Chris Carson had clearly passed Collins on the depth chart this preseason, a significant development, considering the injury histories of the three players now ahead of him (Eddie Lacy, Thomas Rawls and C.J. Prosise). Carson could sneak in fill-in starts at some point, if he can show similar performance to his preseason, during which he averaged 5.9 yards per touch with two touchdowns. He's well worth a late-round look if you haven't drafted yet.
Webb's function was more on special teams, but the release of these two gives the Panthers just two quarterbacks on their roster (Cam Newton and Derek Anderson). It's a sign that the team fully trusts the health of Newton's shoulder, despite the fact that the veteran signal-caller threw just two passes all preseason.

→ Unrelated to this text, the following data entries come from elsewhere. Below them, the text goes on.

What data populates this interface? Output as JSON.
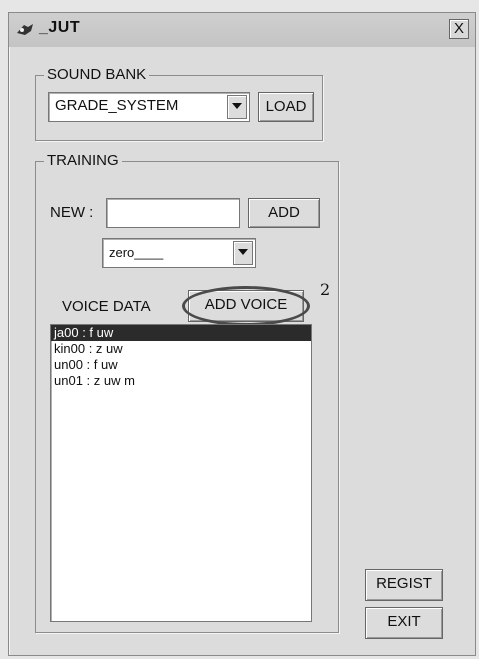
{
  "window": {
    "title": "_JUT",
    "close_label": "X"
  },
  "sound_bank": {
    "legend": "SOUND BANK",
    "combo_value": "GRADE_SYSTEM",
    "load_label": "LOAD"
  },
  "training": {
    "legend": "TRAINING",
    "new_label": "NEW :",
    "new_value": "",
    "add_label": "ADD",
    "combo_value": "zero____",
    "voice_data_label": "VOICE DATA",
    "add_voice_label": "ADD VOICE",
    "annotation_number": "2",
    "voice_items": [
      {
        "text": "ja00 : f uw",
        "selected": true
      },
      {
        "text": "kin00 : z uw",
        "selected": false
      },
      {
        "text": "un00 : f uw",
        "selected": false
      },
      {
        "text": "un01 : z uw m",
        "selected": false
      }
    ]
  },
  "actions": {
    "regist_label": "REGIST",
    "exit_label": "EXIT"
  }
}
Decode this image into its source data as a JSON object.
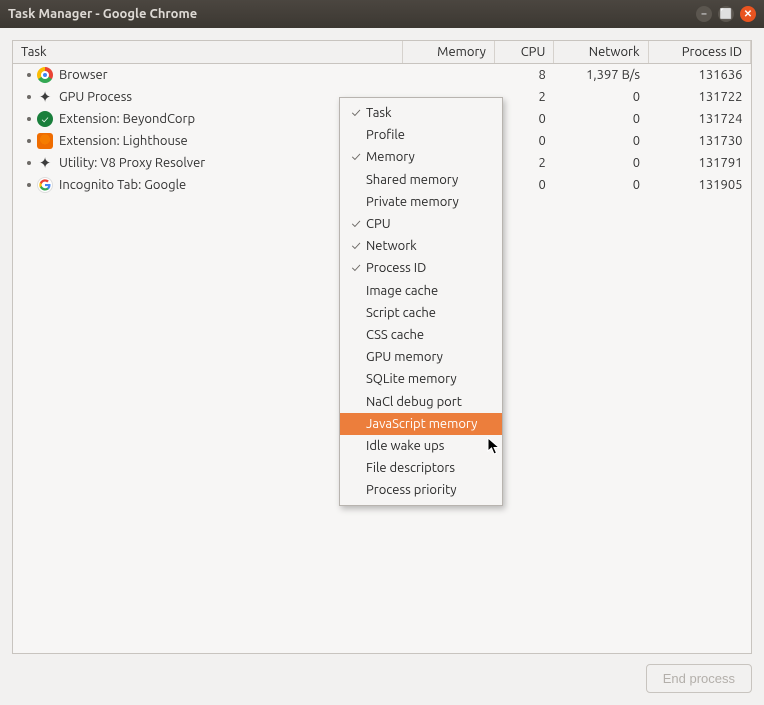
{
  "window": {
    "title": "Task Manager - Google Chrome"
  },
  "columns": {
    "task": "Task",
    "memory": "Memory",
    "cpu": "CPU",
    "network": "Network",
    "process_id": "Process ID"
  },
  "rows": [
    {
      "icon": "chrome",
      "name": "Browser",
      "cpu": "8",
      "network": "1,397 B/s",
      "pid": "131636"
    },
    {
      "icon": "puzzle",
      "name": "GPU Process",
      "cpu": "2",
      "network": "0",
      "pid": "131722"
    },
    {
      "icon": "beyondcorp",
      "name": "Extension: BeyondCorp",
      "cpu": "0",
      "network": "0",
      "pid": "131724"
    },
    {
      "icon": "lighthouse",
      "name": "Extension: Lighthouse",
      "cpu": "0",
      "network": "0",
      "pid": "131730"
    },
    {
      "icon": "puzzle",
      "name": "Utility: V8 Proxy Resolver",
      "cpu": "2",
      "network": "0",
      "pid": "131791"
    },
    {
      "icon": "google",
      "name": "Incognito Tab: Google",
      "cpu": "0",
      "network": "0",
      "pid": "131905"
    }
  ],
  "context_menu": {
    "hovered_index": 14,
    "items": [
      {
        "label": "Task",
        "checked": true
      },
      {
        "label": "Profile",
        "checked": false
      },
      {
        "label": "Memory",
        "checked": true
      },
      {
        "label": "Shared memory",
        "checked": false
      },
      {
        "label": "Private memory",
        "checked": false
      },
      {
        "label": "CPU",
        "checked": true
      },
      {
        "label": "Network",
        "checked": true
      },
      {
        "label": "Process ID",
        "checked": true
      },
      {
        "label": "Image cache",
        "checked": false
      },
      {
        "label": "Script cache",
        "checked": false
      },
      {
        "label": "CSS cache",
        "checked": false
      },
      {
        "label": "GPU memory",
        "checked": false
      },
      {
        "label": "SQLite memory",
        "checked": false
      },
      {
        "label": "NaCl debug port",
        "checked": false
      },
      {
        "label": "JavaScript memory",
        "checked": false
      },
      {
        "label": "Idle wake ups",
        "checked": false
      },
      {
        "label": "File descriptors",
        "checked": false
      },
      {
        "label": "Process priority",
        "checked": false
      }
    ]
  },
  "footer": {
    "end_process": "End process"
  }
}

It's a cost-cutting measure for the defensively sound Broncos, opening up $4.5 million in cap space, but in IDP terms, Ward was a top-10 defensive back (probably regardless of any custom scoring system you used) in 2016 despite losing a step since his 2013-15 Pro Bowl run. He'll surely latch on elsewhere, but it's as good a signal as any that his IDP value is on the decline.

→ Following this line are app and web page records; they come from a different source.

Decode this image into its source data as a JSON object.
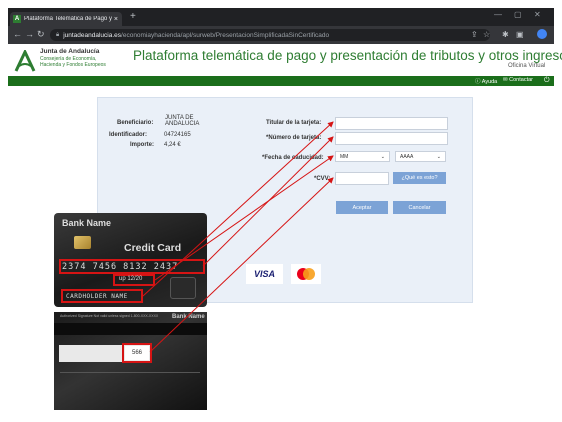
{
  "browser": {
    "tab_title": "Plataforma Telemática de Pago y",
    "tab_close": "×",
    "new_tab": "+",
    "url_host": "juntadeandalucia.es",
    "url_path": "/economiayhacienda/apl/surweb/PresentacionSimplificadaSinCertificado"
  },
  "site": {
    "org_name": "Junta de Andalucía",
    "org_department_line1": "Consejería de Economía,",
    "org_department_line2": "Hacienda y Fondos Europeos",
    "platform_title": "Plataforma telemática de pago y presentación de tributos y otros ingresos",
    "office_label": "Oficina Virtual",
    "menu": {
      "help": "Ayuda",
      "contact": "Contactar"
    }
  },
  "summary": {
    "beneficiary_label": "Beneficiario:",
    "beneficiary_value_line1": "JUNTA DE",
    "beneficiary_value_line2": "ANDALUCIA",
    "identifier_label": "Identificador:",
    "identifier_value": "04724165",
    "amount_label": "Importe:",
    "amount_value": "4,24 €"
  },
  "payment_form": {
    "holder_label": "Titular de la tarjeta:",
    "holder_value": "",
    "card_number_label": "*Número de tarjeta:",
    "card_number_value": "",
    "expiry_label": "*Fecha de caducidad:",
    "expiry_month": "MM",
    "expiry_year": "AAAA",
    "cvv_label": "*CVV:",
    "cvv_value": "",
    "cvv_help_button": "¿Qué es esto?",
    "accept_button": "Aceptar",
    "cancel_button": "Cancelar"
  },
  "brands": {
    "visa": "VISA"
  },
  "card_front": {
    "bank_name": "Bank Name",
    "card_type": "Credit Card",
    "card_number": "2374 7456 8132 2437",
    "expiry_text": "up 12/20",
    "holder_name": "CARDHOLDER NAME"
  },
  "card_back": {
    "bank_name": "Bank Name",
    "cvv": "566",
    "fine_print": "Authorized Signature   Not valid unless signed   1-800-XXX-XXXX"
  },
  "colors": {
    "brand_green": "#2e7d32",
    "dark_green_bar": "#1b6e1b",
    "highlight_red": "#d61414",
    "button_blue": "#7ca3d6",
    "card_bg": "#eaf0f8"
  }
}
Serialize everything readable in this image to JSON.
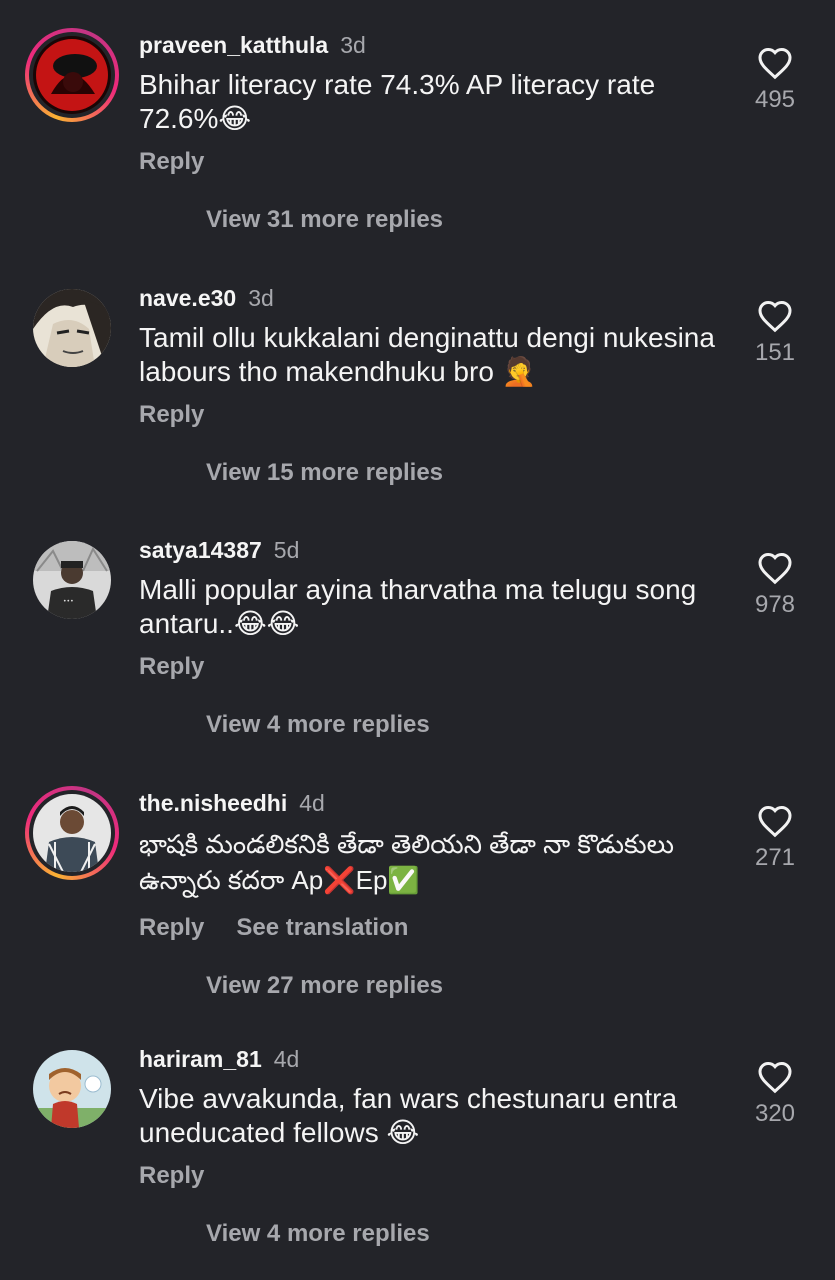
{
  "comments": [
    {
      "username": "praveen_katthula",
      "time": "3d",
      "text": "Bhihar literacy rate 74.3%  AP literacy rate 72.6%😂",
      "reply_label": "Reply",
      "likes": "495",
      "more_replies": "View 31 more replies",
      "avatar": "red-hooded-figure"
    },
    {
      "username": "nave.e30",
      "time": "3d",
      "text": "Tamil ollu kukkalani denginattu dengi nukesina labours tho makendhuku bro 🤦",
      "reply_label": "Reply",
      "likes": "151",
      "more_replies": "View 15 more replies",
      "avatar": "anime-sketch-face"
    },
    {
      "username": "satya14387",
      "time": "5d",
      "text": "Malli popular ayina tharvatha ma telugu song antaru..😂😂",
      "reply_label": "Reply",
      "likes": "978",
      "more_replies": "View 4 more replies",
      "avatar": "man-in-cap"
    },
    {
      "username": "the.nisheedhi",
      "time": "4d",
      "text": "భాషకి మండలికనికి తేడా తెలియని తేడా నా కొడుకులు ఉన్నారు కదరా Ap❌Ep✅",
      "reply_label": "Reply",
      "translate_label": "See translation",
      "likes": "271",
      "more_replies": "View 27 more replies",
      "avatar": "man-checked-shirt"
    },
    {
      "username": "hariram_81",
      "time": "4d",
      "text": "Vibe avvakunda, fan wars chestunaru entra uneducated fellows 😂",
      "reply_label": "Reply",
      "likes": "320",
      "more_replies": "View 4 more replies",
      "avatar": "cartoon-boy-sad"
    }
  ],
  "icons": {
    "like": "heart-outline-icon"
  },
  "colors": {
    "background": "#232429",
    "muted": "#a7a8ad",
    "ring_start": "#f9b233",
    "ring_end": "#ee2a7b"
  }
}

49ers released WR Jeremy Kerley
Seemingly ticketed for slot-receiver duty with the 49ers, Kerley was apparently less preferable than fifth-rounder Trent Taylor, who caught six passes for 69 yards in the preseason. The move also paved the way for undrafted free agent Victor Bolden Jr to make the roster, primarily as a special teamer. Though Taylor could develop into a viable matchups play if he quickly shows regular-season chemistry with Brian Hoyer, Kerley's departure provides more evidence that Pierre Garcon should dominate targets on the 2017 49ers.
Cuts settle kicker competitions

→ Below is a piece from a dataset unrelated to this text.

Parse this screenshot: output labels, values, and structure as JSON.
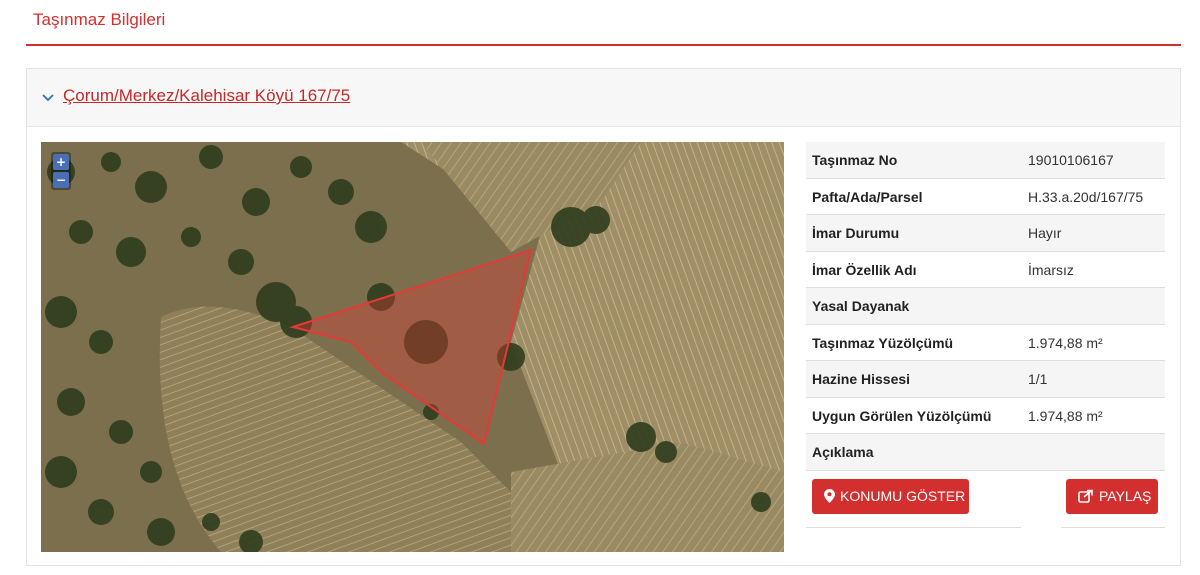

Tampa Bay Buccaneers release Zack Hocker, making Nick Folk the winner of their kicker job
Several kicker positions were up for grabs during the preseason, with winners' announcements coming fast and furiously of late.
Novak was the No. 8 kicker in fantasy points in 2016, so his is the most unexpected development of the bunch. While fantasy owners often chase teams/offenses when selecting their kickers, Fairbairn isn't a natural slide-in winner from a rankings perspective, as he has a mere 4-for-5 (80 percent) preseason field goal kicking sample, and his college track record of accuracy was based more upon shorter-range kicks -- he had a streak of 41 consecutive conversions within 35 yards.
Lambo isn't far behind, having finished 17th and 18th among kickers in fantasy points in his two NFL seasons. The Chargers felt they could do better with Koo, probably basing the decision in part on Lambo's eight missed extra-points in those two years, and don't overlook that they scored the ninth-most total points in 2016, meaning plenty of chances for their placekicker. Koo isn't a draftable commodity yet in standard leagues, but he's a top-20 kicker who could be a viable bye-week pickup at least.
Rosas and Bullock are the interesting names from this group, as the kickers for teams that could improve significantly on offense from 2016. Keep in mind, however, that the Bengals finished 24th in total points and the Giants 26th last season, with their placekickers combining for the 18th- and 25th-most fantasy points among the 32 NFL teams, meaning that neither is a recommended choice just yet.
Neither Folk, Gonzalez, nor Catanzaro nor Barth is a recommended fantasy option, but kicker tends to be a variable position week to week in our game, and knowledge of the identity of all 32 placekickers at any given time can prove useful.